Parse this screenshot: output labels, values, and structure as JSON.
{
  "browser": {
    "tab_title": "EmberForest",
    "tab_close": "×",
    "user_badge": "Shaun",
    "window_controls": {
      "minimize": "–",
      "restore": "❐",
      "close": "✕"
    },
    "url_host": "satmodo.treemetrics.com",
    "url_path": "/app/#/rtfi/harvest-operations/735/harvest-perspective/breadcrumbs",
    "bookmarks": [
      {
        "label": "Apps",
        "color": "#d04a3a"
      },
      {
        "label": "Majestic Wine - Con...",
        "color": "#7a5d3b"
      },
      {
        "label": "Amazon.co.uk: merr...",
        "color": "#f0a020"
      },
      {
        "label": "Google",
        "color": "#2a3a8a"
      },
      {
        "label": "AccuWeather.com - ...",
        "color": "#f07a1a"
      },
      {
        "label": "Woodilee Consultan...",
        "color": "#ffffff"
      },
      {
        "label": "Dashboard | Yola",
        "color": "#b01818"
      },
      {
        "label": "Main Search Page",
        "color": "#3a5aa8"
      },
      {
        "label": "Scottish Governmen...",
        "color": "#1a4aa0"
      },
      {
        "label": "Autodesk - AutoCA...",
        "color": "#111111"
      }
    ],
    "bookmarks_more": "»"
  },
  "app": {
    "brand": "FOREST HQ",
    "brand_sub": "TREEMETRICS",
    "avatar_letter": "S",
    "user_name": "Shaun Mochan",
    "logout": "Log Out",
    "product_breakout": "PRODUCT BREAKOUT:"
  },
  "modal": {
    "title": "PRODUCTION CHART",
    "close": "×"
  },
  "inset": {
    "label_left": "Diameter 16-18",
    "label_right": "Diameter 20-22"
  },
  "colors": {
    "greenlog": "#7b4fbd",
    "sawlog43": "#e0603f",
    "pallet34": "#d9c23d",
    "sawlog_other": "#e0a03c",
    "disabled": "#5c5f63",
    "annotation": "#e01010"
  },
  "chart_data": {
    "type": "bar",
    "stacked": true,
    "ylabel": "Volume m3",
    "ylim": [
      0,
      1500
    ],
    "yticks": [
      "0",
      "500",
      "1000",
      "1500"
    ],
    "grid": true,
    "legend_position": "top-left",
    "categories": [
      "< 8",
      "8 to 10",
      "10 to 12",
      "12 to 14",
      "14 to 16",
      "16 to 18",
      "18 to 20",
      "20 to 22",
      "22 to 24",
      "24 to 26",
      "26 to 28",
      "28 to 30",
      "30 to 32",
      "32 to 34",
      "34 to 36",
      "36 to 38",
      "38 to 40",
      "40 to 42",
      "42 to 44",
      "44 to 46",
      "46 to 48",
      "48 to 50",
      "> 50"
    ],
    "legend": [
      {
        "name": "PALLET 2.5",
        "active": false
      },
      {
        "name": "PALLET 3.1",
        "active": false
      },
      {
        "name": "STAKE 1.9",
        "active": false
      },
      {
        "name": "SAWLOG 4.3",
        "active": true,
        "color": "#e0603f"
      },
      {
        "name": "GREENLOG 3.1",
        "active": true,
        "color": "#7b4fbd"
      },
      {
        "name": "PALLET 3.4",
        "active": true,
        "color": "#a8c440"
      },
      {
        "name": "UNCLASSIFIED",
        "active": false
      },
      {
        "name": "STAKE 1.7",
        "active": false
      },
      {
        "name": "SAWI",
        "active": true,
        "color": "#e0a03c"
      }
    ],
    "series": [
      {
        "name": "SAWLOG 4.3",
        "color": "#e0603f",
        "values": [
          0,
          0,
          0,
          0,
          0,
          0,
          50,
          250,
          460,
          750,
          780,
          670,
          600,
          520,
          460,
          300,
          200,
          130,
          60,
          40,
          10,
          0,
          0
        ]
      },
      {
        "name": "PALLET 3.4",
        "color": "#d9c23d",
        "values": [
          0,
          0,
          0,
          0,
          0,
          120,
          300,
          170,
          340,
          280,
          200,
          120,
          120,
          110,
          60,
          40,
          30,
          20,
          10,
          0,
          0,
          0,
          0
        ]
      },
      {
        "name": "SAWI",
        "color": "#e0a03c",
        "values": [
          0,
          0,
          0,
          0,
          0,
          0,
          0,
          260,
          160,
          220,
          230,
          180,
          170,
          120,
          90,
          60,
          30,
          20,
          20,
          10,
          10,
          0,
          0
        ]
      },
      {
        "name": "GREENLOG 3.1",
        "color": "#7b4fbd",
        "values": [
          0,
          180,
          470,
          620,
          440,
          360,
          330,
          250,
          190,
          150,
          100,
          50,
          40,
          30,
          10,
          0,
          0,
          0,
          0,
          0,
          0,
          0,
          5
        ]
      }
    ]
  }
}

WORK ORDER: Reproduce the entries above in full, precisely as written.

RESULT OF THE TASK:
Parse this screenshot: output labels, values, and structure as JSON.
{
  "browser": {
    "tab_title": "EmberForest",
    "tab_close": "×",
    "user_badge": "Shaun",
    "window_controls": {
      "minimize": "–",
      "restore": "❐",
      "close": "✕"
    },
    "url_host": "satmodo.treemetrics.com",
    "url_path": "/app/#/rtfi/harvest-operations/735/harvest-perspective/breadcrumbs",
    "bookmarks": [
      {
        "label": "Apps",
        "color": "#d04a3a"
      },
      {
        "label": "Majestic Wine - Con...",
        "color": "#7a5d3b"
      },
      {
        "label": "Amazon.co.uk: merr...",
        "color": "#f0a020"
      },
      {
        "label": "Google",
        "color": "#2a3a8a"
      },
      {
        "label": "AccuWeather.com - ...",
        "color": "#f07a1a"
      },
      {
        "label": "Woodilee Consultan...",
        "color": "#ffffff"
      },
      {
        "label": "Dashboard | Yola",
        "color": "#b01818"
      },
      {
        "label": "Main Search Page",
        "color": "#3a5aa8"
      },
      {
        "label": "Scottish Governmen...",
        "color": "#1a4aa0"
      },
      {
        "label": "Autodesk - AutoCA...",
        "color": "#111111"
      }
    ],
    "bookmarks_more": "»"
  },
  "app": {
    "brand": "FOREST HQ",
    "brand_sub": "TREEMETRICS",
    "avatar_letter": "S",
    "user_name": "Shaun Mochan",
    "logout": "Log Out",
    "product_breakout": "PRODUCT BREAKOUT:"
  },
  "modal": {
    "title": "PRODUCTION CHART",
    "close": "×"
  },
  "inset": {
    "label_left": "Diameter 16-18",
    "label_right": "Diameter 20-22"
  },
  "colors": {
    "greenlog": "#7b4fbd",
    "sawlog43": "#e0603f",
    "pallet34": "#d9c23d",
    "sawlog_other": "#e0a03c",
    "disabled": "#5c5f63",
    "annotation": "#e01010"
  },
  "chart_data": {
    "type": "bar",
    "stacked": true,
    "ylabel": "Volume m3",
    "ylim": [
      0,
      1500
    ],
    "yticks": [
      "0",
      "500",
      "1000",
      "1500"
    ],
    "grid": true,
    "legend_position": "top-left",
    "categories": [
      "< 8",
      "8 to 10",
      "10 to 12",
      "12 to 14",
      "14 to 16",
      "16 to 18",
      "18 to 20",
      "20 to 22",
      "22 to 24",
      "24 to 26",
      "26 to 28",
      "28 to 30",
      "30 to 32",
      "32 to 34",
      "34 to 36",
      "36 to 38",
      "38 to 40",
      "40 to 42",
      "42 to 44",
      "44 to 46",
      "46 to 48",
      "48 to 50",
      "> 50"
    ],
    "legend": [
      {
        "name": "PALLET 2.5",
        "active": false
      },
      {
        "name": "PALLET 3.1",
        "active": false
      },
      {
        "name": "STAKE 1.9",
        "active": false
      },
      {
        "name": "SAWLOG 4.3",
        "active": true,
        "color": "#e0603f"
      },
      {
        "name": "GREENLOG 3.1",
        "active": true,
        "color": "#7b4fbd"
      },
      {
        "name": "PALLET 3.4",
        "active": true,
        "color": "#a8c440"
      },
      {
        "name": "UNCLASSIFIED",
        "active": false
      },
      {
        "name": "STAKE 1.7",
        "active": false
      },
      {
        "name": "SAWI",
        "active": true,
        "color": "#e0a03c"
      }
    ],
    "series": [
      {
        "name": "SAWLOG 4.3",
        "color": "#e0603f",
        "values": [
          0,
          0,
          0,
          0,
          0,
          0,
          50,
          250,
          460,
          750,
          780,
          670,
          600,
          520,
          460,
          300,
          200,
          130,
          60,
          40,
          10,
          0,
          0
        ]
      },
      {
        "name": "PALLET 3.4",
        "color": "#d9c23d",
        "values": [
          0,
          0,
          0,
          0,
          0,
          120,
          300,
          170,
          340,
          280,
          200,
          120,
          120,
          110,
          60,
          40,
          30,
          20,
          10,
          0,
          0,
          0,
          0
        ]
      },
      {
        "name": "SAWI",
        "color": "#e0a03c",
        "values": [
          0,
          0,
          0,
          0,
          0,
          0,
          0,
          260,
          160,
          220,
          230,
          180,
          170,
          120,
          90,
          60,
          30,
          20,
          20,
          10,
          10,
          0,
          0
        ]
      },
      {
        "name": "GREENLOG 3.1",
        "color": "#7b4fbd",
        "values": [
          0,
          180,
          470,
          620,
          440,
          360,
          330,
          250,
          190,
          150,
          100,
          50,
          40,
          30,
          10,
          0,
          0,
          0,
          0,
          0,
          0,
          0,
          5
        ]
      }
    ]
  }
}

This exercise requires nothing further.